-- Work to complete --
Copy each line in the data that includes the word "active".

-- Extracted records --

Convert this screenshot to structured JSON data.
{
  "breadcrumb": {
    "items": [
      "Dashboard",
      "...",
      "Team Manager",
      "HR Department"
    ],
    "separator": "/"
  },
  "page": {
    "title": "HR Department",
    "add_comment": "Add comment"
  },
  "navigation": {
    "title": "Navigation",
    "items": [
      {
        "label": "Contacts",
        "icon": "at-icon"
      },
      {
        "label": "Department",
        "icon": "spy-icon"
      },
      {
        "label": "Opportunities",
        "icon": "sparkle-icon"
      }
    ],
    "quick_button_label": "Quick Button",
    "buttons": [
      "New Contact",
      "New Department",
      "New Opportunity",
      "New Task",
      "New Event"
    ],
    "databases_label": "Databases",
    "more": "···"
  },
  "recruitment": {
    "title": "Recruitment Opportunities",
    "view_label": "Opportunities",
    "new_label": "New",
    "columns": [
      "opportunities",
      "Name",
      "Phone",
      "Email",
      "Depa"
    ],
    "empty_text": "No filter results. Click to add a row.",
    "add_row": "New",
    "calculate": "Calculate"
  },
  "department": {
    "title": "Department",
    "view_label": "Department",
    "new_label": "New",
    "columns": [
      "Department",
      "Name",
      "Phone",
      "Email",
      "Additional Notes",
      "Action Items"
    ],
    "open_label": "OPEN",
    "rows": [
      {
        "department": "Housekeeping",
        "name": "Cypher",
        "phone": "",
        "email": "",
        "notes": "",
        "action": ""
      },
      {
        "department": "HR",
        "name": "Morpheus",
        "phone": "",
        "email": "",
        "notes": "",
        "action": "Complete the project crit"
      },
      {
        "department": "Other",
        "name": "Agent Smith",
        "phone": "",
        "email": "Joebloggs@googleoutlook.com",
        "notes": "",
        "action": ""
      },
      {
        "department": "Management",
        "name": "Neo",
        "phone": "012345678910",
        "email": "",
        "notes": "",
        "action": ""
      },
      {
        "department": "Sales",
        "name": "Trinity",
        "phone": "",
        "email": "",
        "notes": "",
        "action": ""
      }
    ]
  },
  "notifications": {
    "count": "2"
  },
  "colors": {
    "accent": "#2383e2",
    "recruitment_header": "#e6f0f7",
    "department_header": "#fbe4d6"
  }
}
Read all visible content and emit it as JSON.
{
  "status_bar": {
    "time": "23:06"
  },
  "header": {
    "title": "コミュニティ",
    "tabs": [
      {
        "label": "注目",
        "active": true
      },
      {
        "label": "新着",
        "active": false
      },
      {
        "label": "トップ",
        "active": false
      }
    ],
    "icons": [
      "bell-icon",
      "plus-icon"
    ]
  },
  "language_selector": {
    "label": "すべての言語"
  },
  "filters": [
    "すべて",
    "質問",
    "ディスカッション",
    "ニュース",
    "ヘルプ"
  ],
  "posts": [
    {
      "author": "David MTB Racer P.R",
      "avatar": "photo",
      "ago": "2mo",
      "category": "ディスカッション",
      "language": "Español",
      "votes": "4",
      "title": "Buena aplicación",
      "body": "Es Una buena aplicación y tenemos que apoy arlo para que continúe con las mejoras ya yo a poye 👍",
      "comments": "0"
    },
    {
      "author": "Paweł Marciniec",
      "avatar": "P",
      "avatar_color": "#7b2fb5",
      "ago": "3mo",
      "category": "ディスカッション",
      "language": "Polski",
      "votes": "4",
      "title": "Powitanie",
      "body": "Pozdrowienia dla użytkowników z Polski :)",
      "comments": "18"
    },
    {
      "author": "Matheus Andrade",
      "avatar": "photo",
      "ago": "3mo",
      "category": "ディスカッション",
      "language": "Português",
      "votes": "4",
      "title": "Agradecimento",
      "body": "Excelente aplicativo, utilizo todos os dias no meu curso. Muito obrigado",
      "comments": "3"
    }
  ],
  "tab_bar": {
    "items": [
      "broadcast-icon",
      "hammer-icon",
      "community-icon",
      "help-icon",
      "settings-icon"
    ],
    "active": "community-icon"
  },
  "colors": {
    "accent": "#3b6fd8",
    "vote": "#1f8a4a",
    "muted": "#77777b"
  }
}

-- Response to this exercise --
        "active": true
        "active": false
        "active": false
    "active": "community-icon"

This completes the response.